## TASK STATEMENT
Copy all of the records word for word.

..............................

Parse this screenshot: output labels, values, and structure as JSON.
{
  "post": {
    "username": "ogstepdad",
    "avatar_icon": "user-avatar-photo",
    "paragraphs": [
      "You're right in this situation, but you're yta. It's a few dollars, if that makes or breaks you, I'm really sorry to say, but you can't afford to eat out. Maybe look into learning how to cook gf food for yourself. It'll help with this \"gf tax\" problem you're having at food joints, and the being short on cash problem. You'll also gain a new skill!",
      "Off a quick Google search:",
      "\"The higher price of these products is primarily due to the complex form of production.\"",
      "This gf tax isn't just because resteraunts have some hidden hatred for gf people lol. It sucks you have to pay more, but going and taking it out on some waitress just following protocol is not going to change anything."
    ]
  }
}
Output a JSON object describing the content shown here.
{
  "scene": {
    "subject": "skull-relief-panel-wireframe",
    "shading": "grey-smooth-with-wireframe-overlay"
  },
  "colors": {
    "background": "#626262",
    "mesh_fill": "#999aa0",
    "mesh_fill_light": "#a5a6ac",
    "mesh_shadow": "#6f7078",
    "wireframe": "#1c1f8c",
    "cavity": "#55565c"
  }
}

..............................

## WRITTEN RESPONSE
Parse this screenshot: output labels, values, and structure as JSON.
{
  "post": {
    "username": "ogstepdad",
    "avatar_icon": "user-avatar-photo",
    "paragraphs": [
      "You're right in this situation, but you're yta. It's a few dollars, if that makes or breaks you, I'm really sorry to say, but you can't afford to eat out. Maybe look into learning how to cook gf food for yourself. It'll help with this \"gf tax\" problem you're having at food joints, and the being short on cash problem. You'll also gain a new skill!",
      "Off a quick Google search:",
      "\"The higher price of these products is primarily due to the complex form of production.\"",
      "This gf tax isn't just because resteraunts have some hidden hatred for gf people lol. It sucks you have to pay more, but going and taking it out on some waitress just following protocol is not going to change anything."
    ]
  }
}
Output a JSON object describing the content shown here.
{
  "scene": {
    "subject": "skull-relief-panel-wireframe",
    "shading": "grey-smooth-with-wireframe-overlay"
  },
  "colors": {
    "background": "#626262",
    "mesh_fill": "#999aa0",
    "mesh_fill_light": "#a5a6ac",
    "mesh_shadow": "#6f7078",
    "wireframe": "#1c1f8c",
    "cavity": "#55565c"
  }
}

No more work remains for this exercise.